Usually when a baby in the United States is being born everything goes well, although anyone who has been through it knows it’s a significant medical event and can be “exciting” in the last few minutes.
Sometimes that “excitement” leads to a determination that an emergency cesarean section (C-section) delivery is necessary to protect the life of the baby and perhaps also the mom.
One area of concern is when the baby’s heart rate decelerates in utero after contractions. This can deprive the baby of oxygen which can lead to permanent brain damage, disability, or death.
Now progress is being made to limit brain damage in even some of the sickest newborns.

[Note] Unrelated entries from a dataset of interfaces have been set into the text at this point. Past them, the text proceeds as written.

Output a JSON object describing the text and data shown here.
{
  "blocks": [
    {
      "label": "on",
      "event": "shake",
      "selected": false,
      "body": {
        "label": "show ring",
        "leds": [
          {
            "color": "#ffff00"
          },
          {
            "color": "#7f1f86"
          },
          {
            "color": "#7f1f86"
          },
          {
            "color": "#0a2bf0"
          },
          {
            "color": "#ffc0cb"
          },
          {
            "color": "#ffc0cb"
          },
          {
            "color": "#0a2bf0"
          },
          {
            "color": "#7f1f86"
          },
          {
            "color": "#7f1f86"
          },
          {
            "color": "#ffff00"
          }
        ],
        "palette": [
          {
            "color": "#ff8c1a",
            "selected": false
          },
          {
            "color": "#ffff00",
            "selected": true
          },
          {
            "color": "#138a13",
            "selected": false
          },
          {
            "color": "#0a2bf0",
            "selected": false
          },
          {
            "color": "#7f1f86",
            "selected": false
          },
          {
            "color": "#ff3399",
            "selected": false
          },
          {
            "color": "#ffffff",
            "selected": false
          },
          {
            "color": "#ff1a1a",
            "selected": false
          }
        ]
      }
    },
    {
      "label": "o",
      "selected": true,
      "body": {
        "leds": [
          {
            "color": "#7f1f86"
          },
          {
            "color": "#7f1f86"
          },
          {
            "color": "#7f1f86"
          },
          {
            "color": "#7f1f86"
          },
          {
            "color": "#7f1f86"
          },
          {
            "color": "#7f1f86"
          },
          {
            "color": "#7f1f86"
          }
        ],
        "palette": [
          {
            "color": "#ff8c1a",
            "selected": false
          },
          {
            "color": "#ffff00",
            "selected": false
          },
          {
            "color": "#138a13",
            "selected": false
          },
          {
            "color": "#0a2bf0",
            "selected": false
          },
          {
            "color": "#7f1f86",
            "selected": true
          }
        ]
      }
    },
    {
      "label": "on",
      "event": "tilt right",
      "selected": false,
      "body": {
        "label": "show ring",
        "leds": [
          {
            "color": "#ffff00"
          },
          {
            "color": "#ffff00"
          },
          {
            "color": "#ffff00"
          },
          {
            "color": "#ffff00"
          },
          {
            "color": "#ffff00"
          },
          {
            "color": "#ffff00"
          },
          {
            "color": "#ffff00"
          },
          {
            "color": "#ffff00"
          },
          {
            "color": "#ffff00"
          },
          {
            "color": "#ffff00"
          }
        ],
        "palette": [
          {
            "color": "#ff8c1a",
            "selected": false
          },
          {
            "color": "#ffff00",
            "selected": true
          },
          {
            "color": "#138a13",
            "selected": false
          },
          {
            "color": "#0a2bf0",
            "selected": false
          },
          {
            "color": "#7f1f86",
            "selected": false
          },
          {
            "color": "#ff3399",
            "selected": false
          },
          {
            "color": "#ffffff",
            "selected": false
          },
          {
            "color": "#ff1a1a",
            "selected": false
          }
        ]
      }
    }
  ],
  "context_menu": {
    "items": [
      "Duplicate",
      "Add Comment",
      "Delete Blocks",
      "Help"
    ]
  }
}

Recently I interviewed Kelsey Dimitropoulos, who lives in Orangevale, California near Sacramento. Three years ago she was in a community hospital giving birth to her first child, Luke. The doctor was busy doing a C-section on another patient.
Meanwhile Luke, in utero, seemed to be struggling. When he was delivered -- by emergency C-section -- it seemed it was too late. He was lifeless -- not breathing, no heartbeat.
But 15 minutes of attempting to revive him worked. Luke, however, was in terrible shape and it was very possible he wouldn’t survive or that his brain damage was severe.
In the last couple of years an approach has emerged that has been seen as a true breakthrough -- if the baby can be cooled for an extended time then brain damage can be limited and a child’s adaptable brain might find ways to cope with damage that can’t be reversed.
The good news for Kelsey and little Luke is that Kelsey’s obstetrician knew about this approach and cooling was quickly started. But the little boy needed much more specialized care -- and fast.
He was rushed to one of our top university medical centers, UCSF Medical Center in San Francisco. At this center they have one of the only neurological neonatal intensive care units where pediatric neurologists and neonatal doctors work together to save the brains of babies like Luke.
Their approach was to wrap Luke in a cold blanket for three days. They call it hypothermia.